- **EXERCISE AIM**: In the data below, find every line with the word "bold" and copy it.

(Website and app data records)
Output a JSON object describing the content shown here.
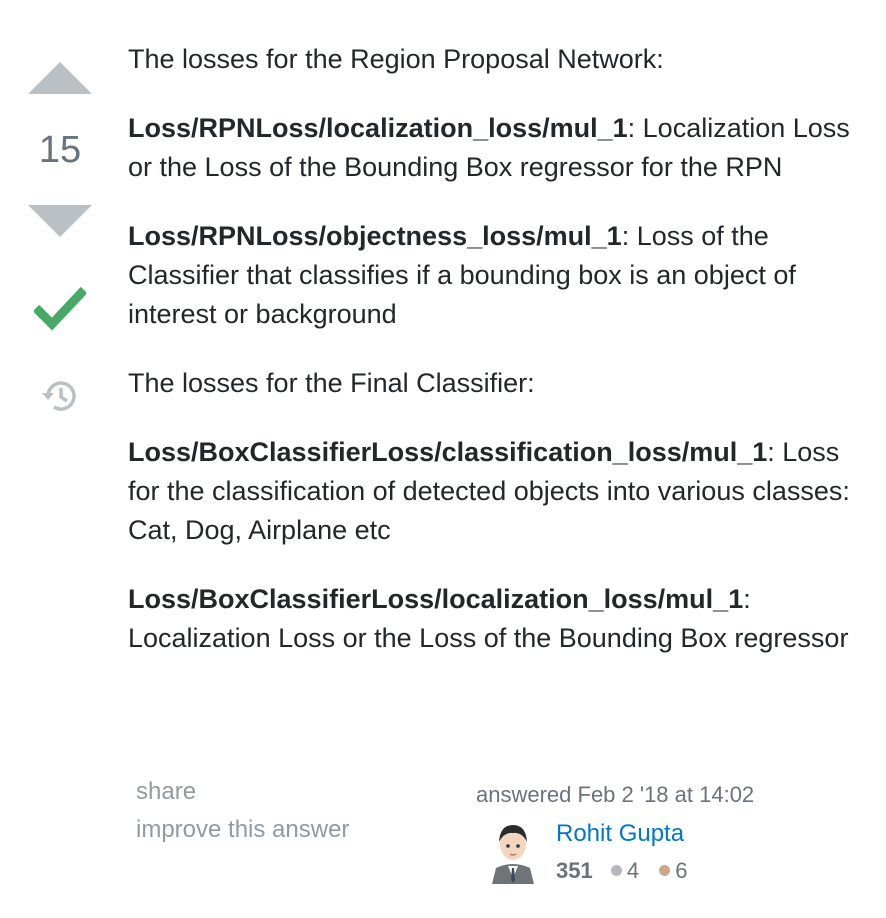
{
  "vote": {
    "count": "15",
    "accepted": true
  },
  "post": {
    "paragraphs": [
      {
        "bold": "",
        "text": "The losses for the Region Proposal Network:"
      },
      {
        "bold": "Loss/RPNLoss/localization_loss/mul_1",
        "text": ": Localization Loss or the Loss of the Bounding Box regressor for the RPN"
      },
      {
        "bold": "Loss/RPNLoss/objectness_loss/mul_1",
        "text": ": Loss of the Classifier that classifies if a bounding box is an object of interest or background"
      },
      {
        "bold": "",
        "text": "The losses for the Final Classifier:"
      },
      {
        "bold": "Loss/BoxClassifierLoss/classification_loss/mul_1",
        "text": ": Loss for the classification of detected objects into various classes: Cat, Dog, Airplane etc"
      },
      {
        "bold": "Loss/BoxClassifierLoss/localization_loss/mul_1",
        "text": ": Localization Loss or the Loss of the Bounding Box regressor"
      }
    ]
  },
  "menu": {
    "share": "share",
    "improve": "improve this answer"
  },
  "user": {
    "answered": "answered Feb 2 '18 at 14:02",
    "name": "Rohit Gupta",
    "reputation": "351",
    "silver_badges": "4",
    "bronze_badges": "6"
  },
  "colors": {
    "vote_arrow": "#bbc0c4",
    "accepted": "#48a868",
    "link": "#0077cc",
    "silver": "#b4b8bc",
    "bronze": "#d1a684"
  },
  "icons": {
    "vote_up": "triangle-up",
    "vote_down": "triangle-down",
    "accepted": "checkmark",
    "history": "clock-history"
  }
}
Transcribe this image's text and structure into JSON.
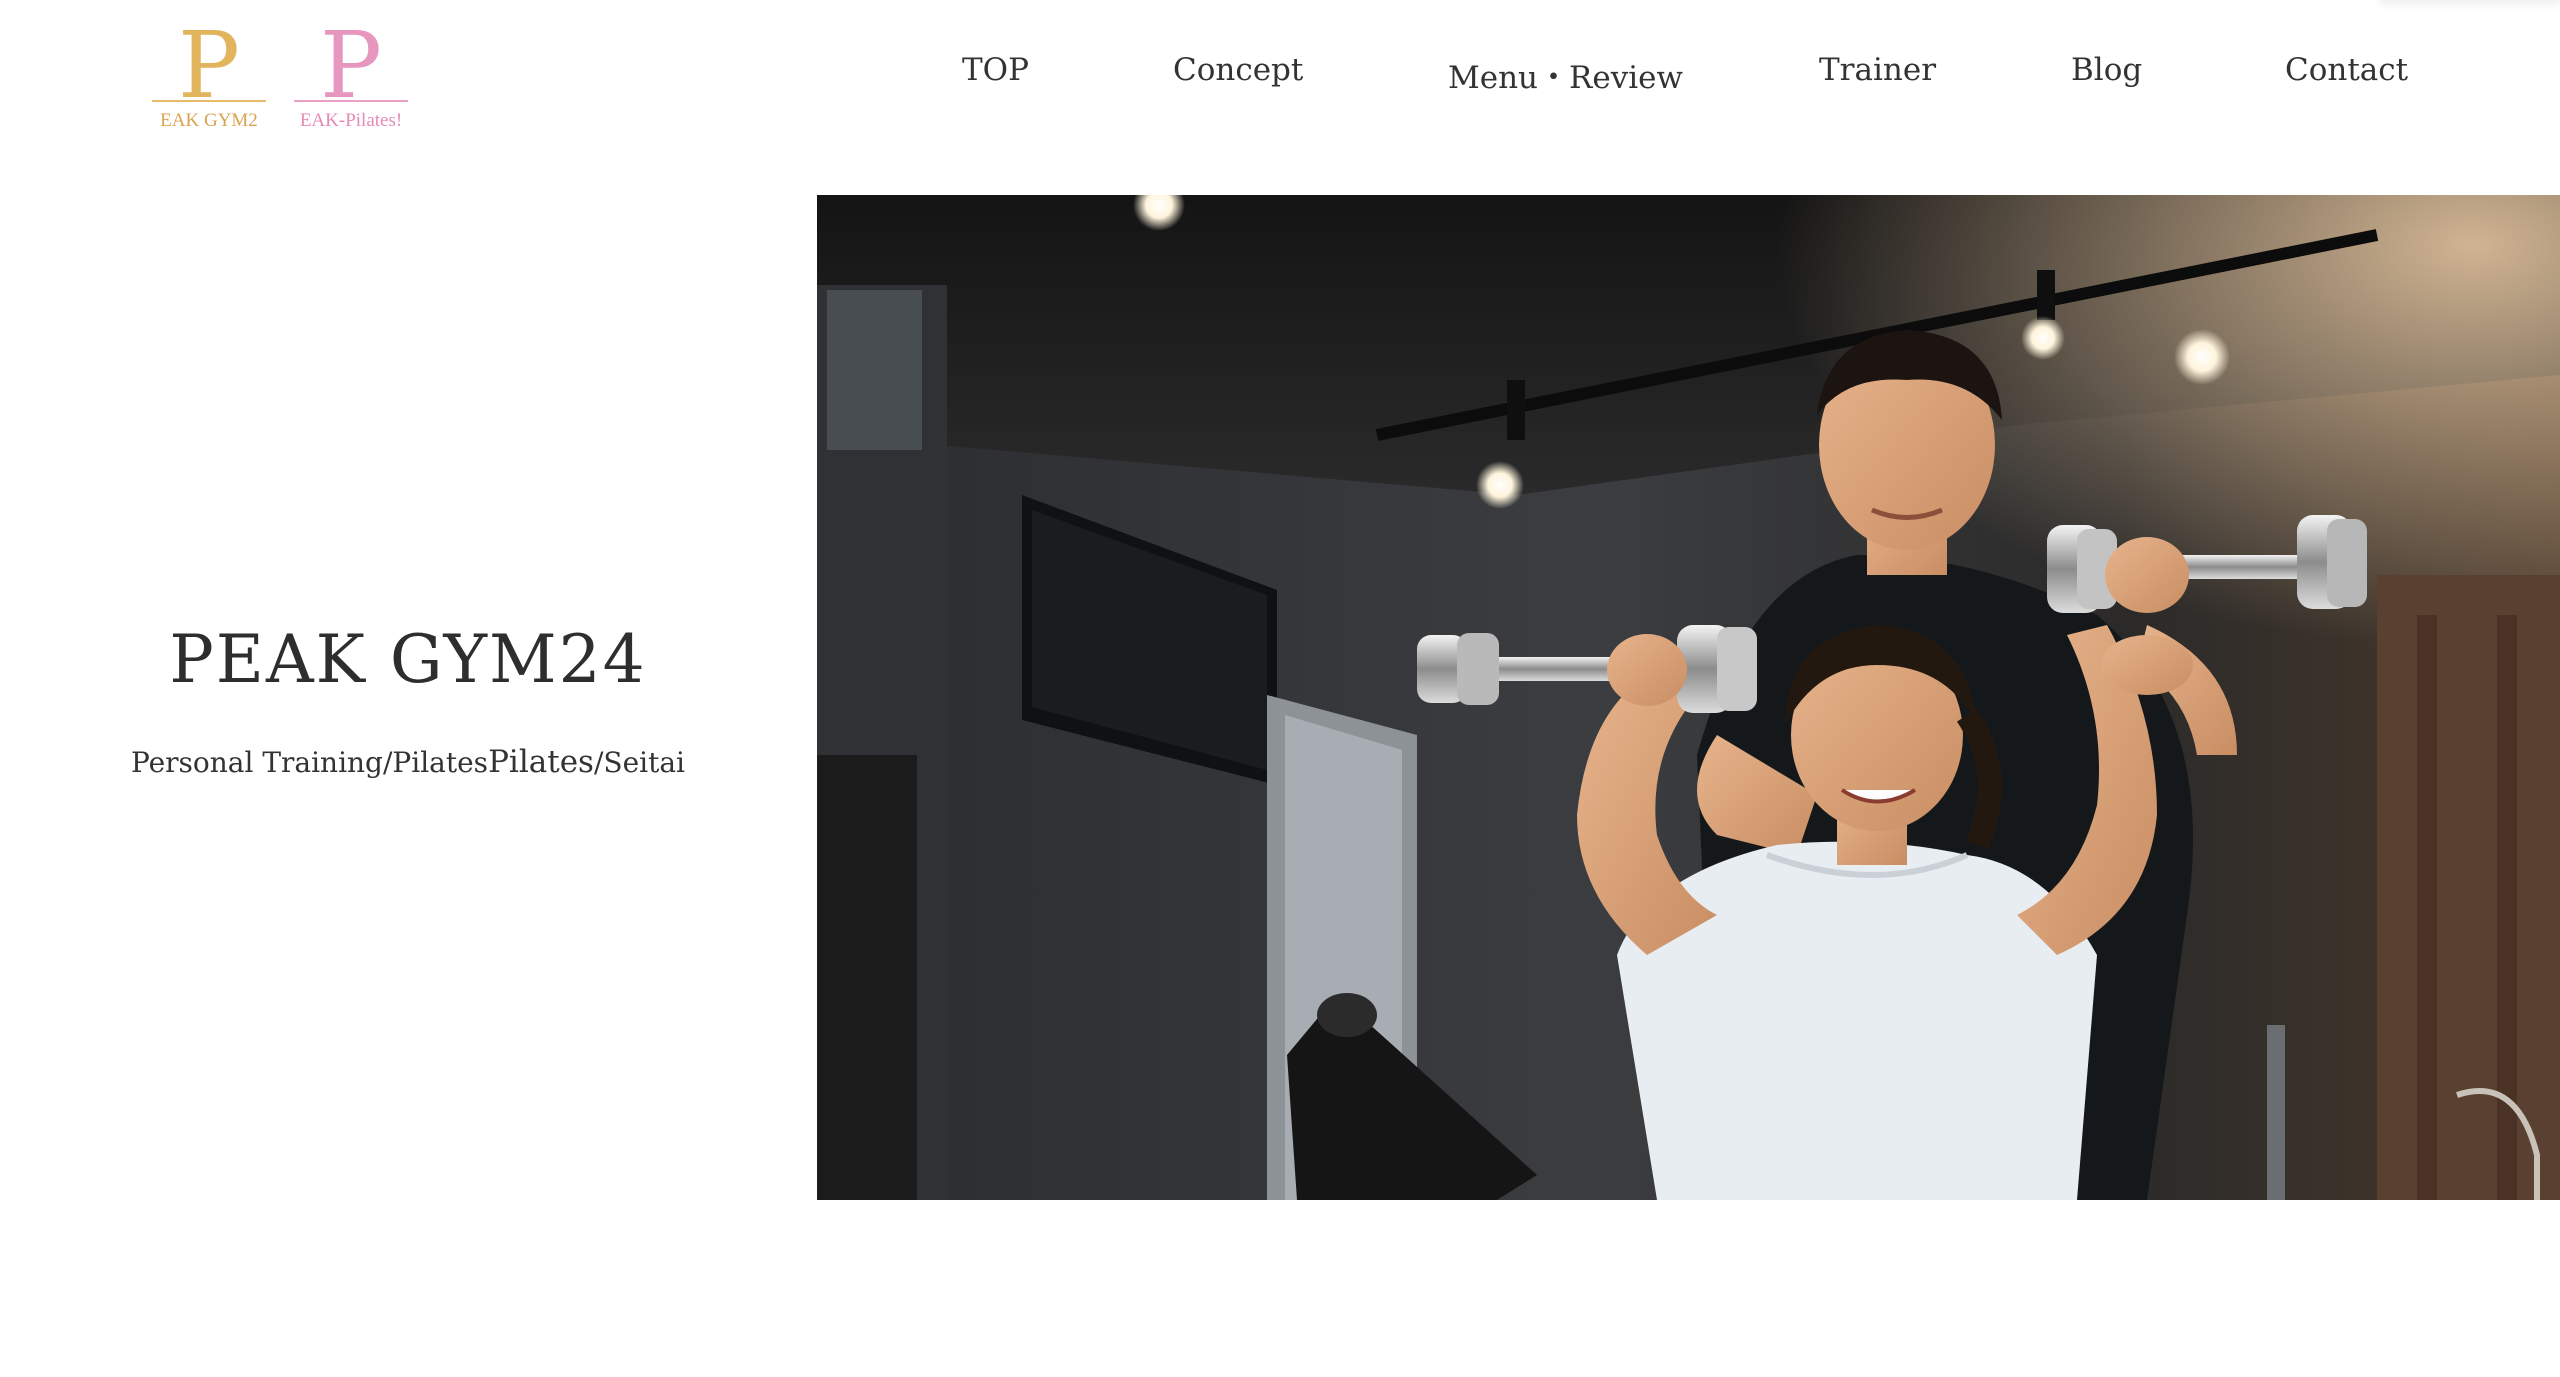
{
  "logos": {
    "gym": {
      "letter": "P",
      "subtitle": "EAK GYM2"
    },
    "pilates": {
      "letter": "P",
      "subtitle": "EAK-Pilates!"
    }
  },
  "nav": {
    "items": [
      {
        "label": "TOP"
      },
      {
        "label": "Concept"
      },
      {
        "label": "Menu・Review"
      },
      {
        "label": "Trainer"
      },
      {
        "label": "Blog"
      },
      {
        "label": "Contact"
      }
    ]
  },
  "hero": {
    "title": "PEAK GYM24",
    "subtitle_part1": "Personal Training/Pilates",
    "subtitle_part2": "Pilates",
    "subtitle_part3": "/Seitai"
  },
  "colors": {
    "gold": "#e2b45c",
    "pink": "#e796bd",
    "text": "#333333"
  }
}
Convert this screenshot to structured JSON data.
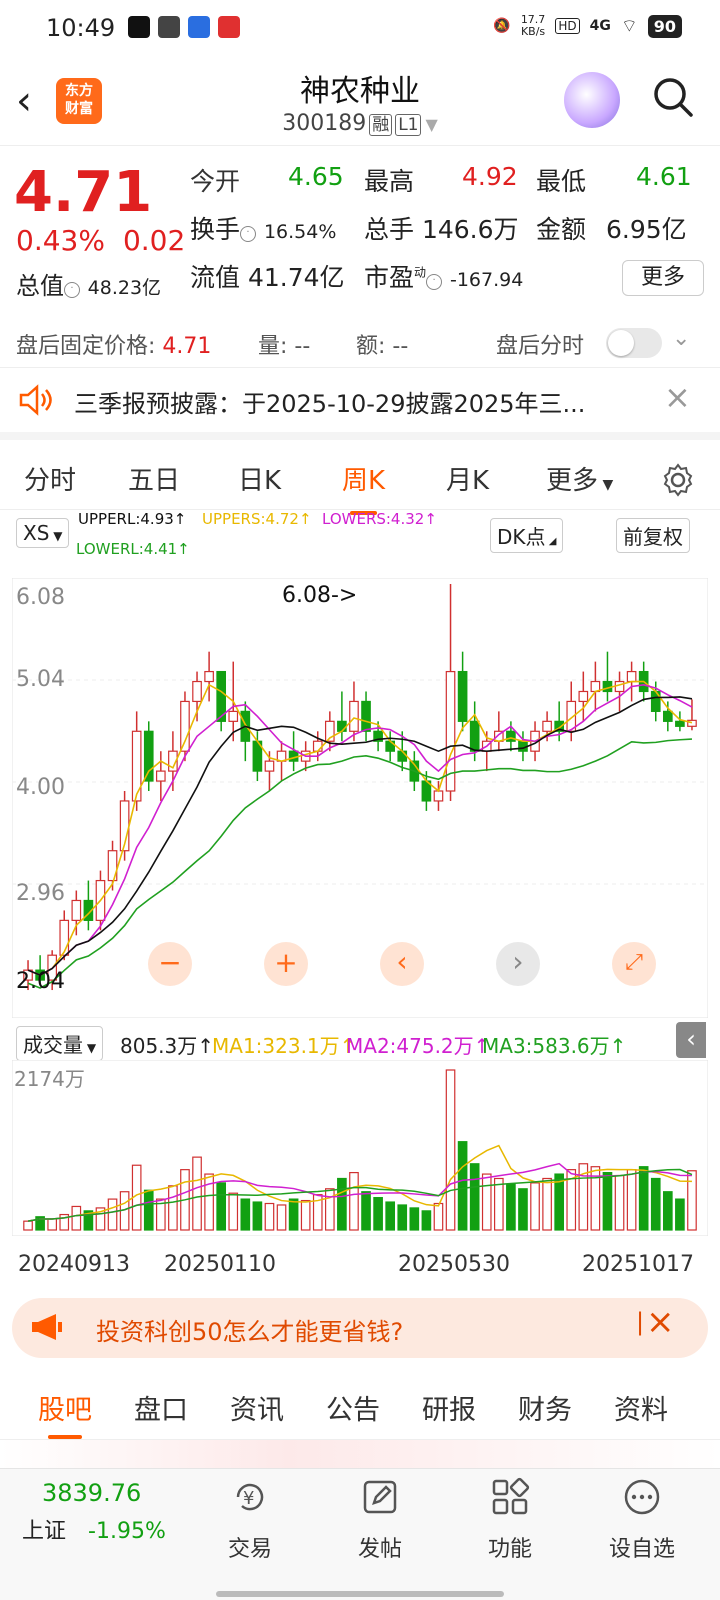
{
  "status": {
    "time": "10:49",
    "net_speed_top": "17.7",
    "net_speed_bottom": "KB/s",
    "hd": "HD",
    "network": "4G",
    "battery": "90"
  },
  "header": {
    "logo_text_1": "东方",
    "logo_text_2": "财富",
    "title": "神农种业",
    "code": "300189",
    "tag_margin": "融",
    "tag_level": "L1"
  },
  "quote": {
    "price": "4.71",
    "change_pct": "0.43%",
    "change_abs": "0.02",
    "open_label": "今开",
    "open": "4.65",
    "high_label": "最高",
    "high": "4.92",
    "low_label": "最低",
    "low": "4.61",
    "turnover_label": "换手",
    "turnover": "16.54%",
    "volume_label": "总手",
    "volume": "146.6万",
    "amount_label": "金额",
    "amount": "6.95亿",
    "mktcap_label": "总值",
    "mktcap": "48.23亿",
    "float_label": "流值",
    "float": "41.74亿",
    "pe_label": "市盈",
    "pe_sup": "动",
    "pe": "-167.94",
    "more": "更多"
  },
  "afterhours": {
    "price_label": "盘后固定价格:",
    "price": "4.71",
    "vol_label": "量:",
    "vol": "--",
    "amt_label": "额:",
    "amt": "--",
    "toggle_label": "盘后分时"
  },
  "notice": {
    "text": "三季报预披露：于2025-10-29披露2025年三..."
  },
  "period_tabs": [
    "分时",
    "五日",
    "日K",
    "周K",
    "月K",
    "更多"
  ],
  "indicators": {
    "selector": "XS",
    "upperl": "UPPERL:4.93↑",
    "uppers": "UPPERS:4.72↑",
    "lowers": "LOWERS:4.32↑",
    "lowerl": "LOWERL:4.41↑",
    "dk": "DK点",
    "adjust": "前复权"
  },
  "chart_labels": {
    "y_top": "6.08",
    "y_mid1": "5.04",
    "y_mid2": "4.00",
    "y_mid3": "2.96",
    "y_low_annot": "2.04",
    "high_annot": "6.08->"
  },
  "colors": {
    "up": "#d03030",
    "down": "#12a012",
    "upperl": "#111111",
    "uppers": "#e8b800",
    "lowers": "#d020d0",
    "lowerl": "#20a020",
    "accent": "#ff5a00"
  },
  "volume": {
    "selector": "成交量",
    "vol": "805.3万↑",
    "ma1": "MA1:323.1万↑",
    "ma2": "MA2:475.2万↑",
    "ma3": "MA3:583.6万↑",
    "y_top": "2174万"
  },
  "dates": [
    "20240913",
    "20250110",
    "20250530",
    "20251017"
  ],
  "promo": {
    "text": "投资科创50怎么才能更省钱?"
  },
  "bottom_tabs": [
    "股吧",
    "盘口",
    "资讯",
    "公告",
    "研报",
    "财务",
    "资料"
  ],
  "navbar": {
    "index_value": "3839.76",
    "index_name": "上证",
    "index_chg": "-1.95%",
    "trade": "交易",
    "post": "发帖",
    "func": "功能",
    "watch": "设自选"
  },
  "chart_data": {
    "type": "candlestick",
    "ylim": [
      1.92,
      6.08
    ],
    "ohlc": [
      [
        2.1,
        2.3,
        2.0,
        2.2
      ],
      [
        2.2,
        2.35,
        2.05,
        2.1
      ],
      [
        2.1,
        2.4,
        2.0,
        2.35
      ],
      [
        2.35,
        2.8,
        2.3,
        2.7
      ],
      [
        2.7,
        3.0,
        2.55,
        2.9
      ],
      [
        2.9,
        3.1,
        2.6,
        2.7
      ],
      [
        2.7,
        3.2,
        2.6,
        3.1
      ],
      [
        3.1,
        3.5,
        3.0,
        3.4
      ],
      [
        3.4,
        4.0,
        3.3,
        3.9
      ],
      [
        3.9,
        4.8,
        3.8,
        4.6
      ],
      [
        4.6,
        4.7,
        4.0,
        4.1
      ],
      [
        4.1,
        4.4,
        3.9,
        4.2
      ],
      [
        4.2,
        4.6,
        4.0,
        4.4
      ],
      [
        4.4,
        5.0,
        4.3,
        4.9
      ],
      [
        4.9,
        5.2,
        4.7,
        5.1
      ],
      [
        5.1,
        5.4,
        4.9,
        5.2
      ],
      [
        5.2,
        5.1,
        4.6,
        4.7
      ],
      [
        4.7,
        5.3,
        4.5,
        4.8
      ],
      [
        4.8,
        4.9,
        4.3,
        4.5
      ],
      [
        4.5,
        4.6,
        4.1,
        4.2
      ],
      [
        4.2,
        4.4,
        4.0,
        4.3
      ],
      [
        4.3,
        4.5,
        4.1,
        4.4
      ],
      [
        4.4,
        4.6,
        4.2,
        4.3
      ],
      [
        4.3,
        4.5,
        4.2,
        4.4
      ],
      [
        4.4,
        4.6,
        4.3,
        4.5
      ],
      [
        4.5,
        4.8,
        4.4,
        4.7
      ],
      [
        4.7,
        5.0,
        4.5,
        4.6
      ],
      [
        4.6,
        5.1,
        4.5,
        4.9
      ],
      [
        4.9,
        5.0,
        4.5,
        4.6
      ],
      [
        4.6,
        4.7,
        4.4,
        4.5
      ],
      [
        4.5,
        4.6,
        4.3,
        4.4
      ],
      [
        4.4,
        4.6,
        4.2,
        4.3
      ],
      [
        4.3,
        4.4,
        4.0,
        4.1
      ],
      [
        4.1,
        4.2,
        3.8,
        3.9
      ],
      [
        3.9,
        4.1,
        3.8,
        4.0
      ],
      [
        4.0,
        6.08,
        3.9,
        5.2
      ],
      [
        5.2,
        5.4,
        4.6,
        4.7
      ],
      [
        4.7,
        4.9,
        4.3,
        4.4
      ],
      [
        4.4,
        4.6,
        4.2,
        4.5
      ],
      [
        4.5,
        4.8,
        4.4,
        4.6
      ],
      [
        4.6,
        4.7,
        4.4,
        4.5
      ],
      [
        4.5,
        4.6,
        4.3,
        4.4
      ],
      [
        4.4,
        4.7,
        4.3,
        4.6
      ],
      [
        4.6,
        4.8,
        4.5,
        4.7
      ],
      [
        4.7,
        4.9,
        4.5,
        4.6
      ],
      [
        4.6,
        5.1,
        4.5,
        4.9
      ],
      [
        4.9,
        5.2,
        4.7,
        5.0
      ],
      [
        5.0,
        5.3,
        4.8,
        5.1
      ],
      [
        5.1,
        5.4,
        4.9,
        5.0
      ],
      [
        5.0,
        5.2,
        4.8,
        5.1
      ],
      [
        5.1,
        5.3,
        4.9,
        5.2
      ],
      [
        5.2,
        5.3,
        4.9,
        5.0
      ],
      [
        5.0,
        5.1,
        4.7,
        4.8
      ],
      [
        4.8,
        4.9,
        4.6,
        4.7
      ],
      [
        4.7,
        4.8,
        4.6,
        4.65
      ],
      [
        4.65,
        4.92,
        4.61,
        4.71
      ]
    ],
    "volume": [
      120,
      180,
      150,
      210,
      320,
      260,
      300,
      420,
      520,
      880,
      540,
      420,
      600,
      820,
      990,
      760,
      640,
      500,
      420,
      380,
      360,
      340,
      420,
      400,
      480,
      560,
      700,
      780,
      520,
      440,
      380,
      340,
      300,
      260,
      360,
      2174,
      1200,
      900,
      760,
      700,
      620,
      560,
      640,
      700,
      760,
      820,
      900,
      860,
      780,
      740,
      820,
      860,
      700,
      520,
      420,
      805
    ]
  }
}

- **EXERCISE SOLUTION**:
        "bold": "",
        "bold": "Loss/RPNLoss/localization_loss/mul_1",
        "bold": "Loss/RPNLoss/objectness_loss/mul_1",
        "bold": "",
        "bold": "Loss/BoxClassifierLoss/classification_loss/mul_1",
        "bold": "Loss/BoxClassifierLoss/localization_loss/mul_1",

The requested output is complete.